[Dataset rows for apps and sites]

=== Section Start ===

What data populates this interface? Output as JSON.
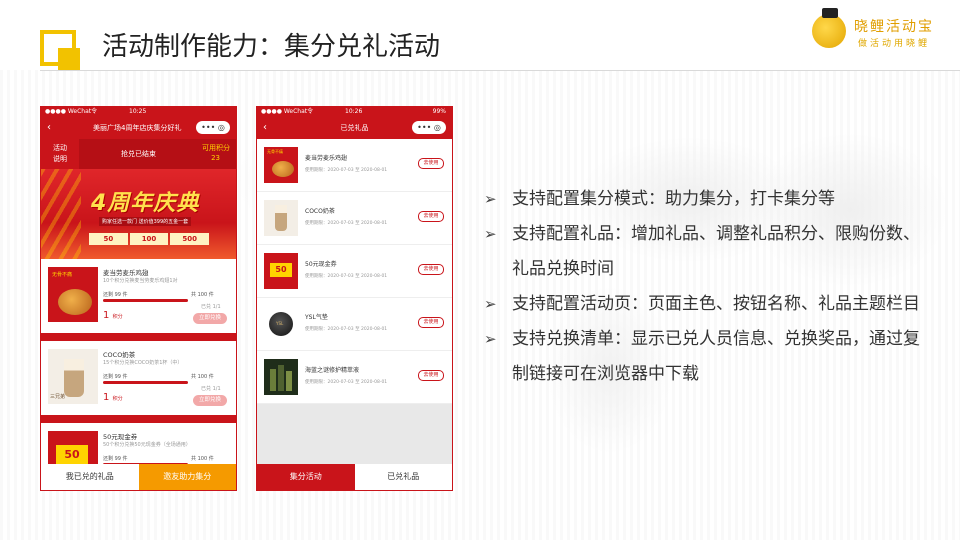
{
  "header": {
    "title": "活动制作能力：集分兑礼活动",
    "brand_name": "晓鲤活动宝",
    "brand_slogan": "做活动用晓鲤"
  },
  "phone1": {
    "status_carrier": "●●●● WeChat令",
    "status_time": "10:25",
    "nav_title": "美丽广场4周年店庆集分好礼",
    "capsule": "•••  ◎",
    "rules_label_1": "活动",
    "rules_label_2": "说明",
    "status_text": "抢兑已结束",
    "points_label": "可用积分",
    "points_value": "23",
    "banner_title": "4周年庆典",
    "banner_sub": "购家任选一款门 送价值399的五金一套",
    "banner_coupons": [
      "50",
      "100",
      "500"
    ],
    "gifts": [
      {
        "thumb_label": "无骨不痛",
        "name": "麦当劳麦乐鸡翅",
        "desc": "10个积分兑换麦当劳麦乐鸡翅1对",
        "left": "还剩 99 件",
        "total": "共 100 件",
        "sold": "已兑 1/1",
        "points": "1",
        "points_unit": "积分",
        "button": "立即兑换"
      },
      {
        "thumb_label": "三兄弟",
        "name": "COCO奶茶",
        "desc": "15个积分兑换COCO奶茶1杯（中）",
        "left": "还剩 99 件",
        "total": "共 100 件",
        "sold": "已兑 1/1",
        "points": "1",
        "points_unit": "积分",
        "button": "立即兑换"
      },
      {
        "thumb_label": "50",
        "name": "50元现金券",
        "desc": "50个积分兑换50元现金券（全场通用）",
        "left": "还剩 99 件",
        "total": "共 100 件",
        "sold": "",
        "points": "",
        "points_unit": "",
        "button": ""
      }
    ],
    "tab_left": "我已兑的礼品",
    "tab_right": "邀友助力集分"
  },
  "phone2": {
    "status_carrier": "●●●● WeChat令",
    "status_time": "10:26",
    "status_battery": "99%",
    "nav_title": "已兑礼品",
    "capsule": "•••  ◎",
    "items": [
      {
        "name": "麦当劳麦乐鸡翅",
        "date": "使用期限：2020-07-03 至 2020-08-01",
        "button": "去使用",
        "thumb_label": "无骨不痛"
      },
      {
        "name": "COCO奶茶",
        "date": "使用期限：2020-07-03 至 2020-08-01",
        "button": "去使用"
      },
      {
        "name": "50元现金券",
        "date": "使用期限：2020-07-03 至 2020-08-01",
        "button": "去使用",
        "thumb_label": "50"
      },
      {
        "name": "YSL气垫",
        "date": "使用期限：2020-07-03 至 2020-08-01",
        "button": "去使用",
        "thumb_label": "YSL"
      },
      {
        "name": "海蓝之谜修护精萃液",
        "date": "使用期限：2020-07-03 至 2020-08-01",
        "button": "去使用"
      }
    ],
    "tab_left": "集分活动",
    "tab_right": "已兑礼品"
  },
  "bullets": [
    "支持配置集分模式：助力集分，打卡集分等",
    "支持配置礼品：增加礼品、调整礼品积分、限购份数、礼品兑换时间",
    "支持配置活动页：页面主色、按钮名称、礼品主题栏目",
    "支持兑换清单：显示已兑人员信息、兑换奖品，通过复制链接可在浏览器中下载"
  ],
  "bullet_icon": "arrow-right-icon",
  "colors": {
    "accent": "#c9141a",
    "logo_yellow": "#f2c200",
    "tab_orange": "#f59a00"
  }
}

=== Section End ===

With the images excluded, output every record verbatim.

## Output for this exercise
What data populates this interface? Output as JSON.
{
  "header": {
    "title": "活动制作能力：集分兑礼活动",
    "brand_name": "晓鲤活动宝",
    "brand_slogan": "做活动用晓鲤"
  },
  "phone1": {
    "status_carrier": "●●●● WeChat令",
    "status_time": "10:25",
    "nav_title": "美丽广场4周年店庆集分好礼",
    "capsule": "•••  ◎",
    "rules_label_1": "活动",
    "rules_label_2": "说明",
    "status_text": "抢兑已结束",
    "points_label": "可用积分",
    "points_value": "23",
    "banner_title": "4周年庆典",
    "banner_sub": "购家任选一款门 送价值399的五金一套",
    "banner_coupons": [
      "50",
      "100",
      "500"
    ],
    "gifts": [
      {
        "thumb_label": "无骨不痛",
        "name": "麦当劳麦乐鸡翅",
        "desc": "10个积分兑换麦当劳麦乐鸡翅1对",
        "left": "还剩 99 件",
        "total": "共 100 件",
        "sold": "已兑 1/1",
        "points": "1",
        "points_unit": "积分",
        "button": "立即兑换"
      },
      {
        "thumb_label": "三兄弟",
        "name": "COCO奶茶",
        "desc": "15个积分兑换COCO奶茶1杯（中）",
        "left": "还剩 99 件",
        "total": "共 100 件",
        "sold": "已兑 1/1",
        "points": "1",
        "points_unit": "积分",
        "button": "立即兑换"
      },
      {
        "thumb_label": "50",
        "name": "50元现金券",
        "desc": "50个积分兑换50元现金券（全场通用）",
        "left": "还剩 99 件",
        "total": "共 100 件",
        "sold": "",
        "points": "",
        "points_unit": "",
        "button": ""
      }
    ],
    "tab_left": "我已兑的礼品",
    "tab_right": "邀友助力集分"
  },
  "phone2": {
    "status_carrier": "●●●● WeChat令",
    "status_time": "10:26",
    "status_battery": "99%",
    "nav_title": "已兑礼品",
    "capsule": "•••  ◎",
    "items": [
      {
        "name": "麦当劳麦乐鸡翅",
        "date": "使用期限：2020-07-03 至 2020-08-01",
        "button": "去使用",
        "thumb_label": "无骨不痛"
      },
      {
        "name": "COCO奶茶",
        "date": "使用期限：2020-07-03 至 2020-08-01",
        "button": "去使用"
      },
      {
        "name": "50元现金券",
        "date": "使用期限：2020-07-03 至 2020-08-01",
        "button": "去使用",
        "thumb_label": "50"
      },
      {
        "name": "YSL气垫",
        "date": "使用期限：2020-07-03 至 2020-08-01",
        "button": "去使用",
        "thumb_label": "YSL"
      },
      {
        "name": "海蓝之谜修护精萃液",
        "date": "使用期限：2020-07-03 至 2020-08-01",
        "button": "去使用"
      }
    ],
    "tab_left": "集分活动",
    "tab_right": "已兑礼品"
  },
  "bullets": [
    "支持配置集分模式：助力集分，打卡集分等",
    "支持配置礼品：增加礼品、调整礼品积分、限购份数、礼品兑换时间",
    "支持配置活动页：页面主色、按钮名称、礼品主题栏目",
    "支持兑换清单：显示已兑人员信息、兑换奖品，通过复制链接可在浏览器中下载"
  ],
  "bullet_icon": "arrow-right-icon",
  "colors": {
    "accent": "#c9141a",
    "logo_yellow": "#f2c200",
    "tab_orange": "#f59a00"
  }
}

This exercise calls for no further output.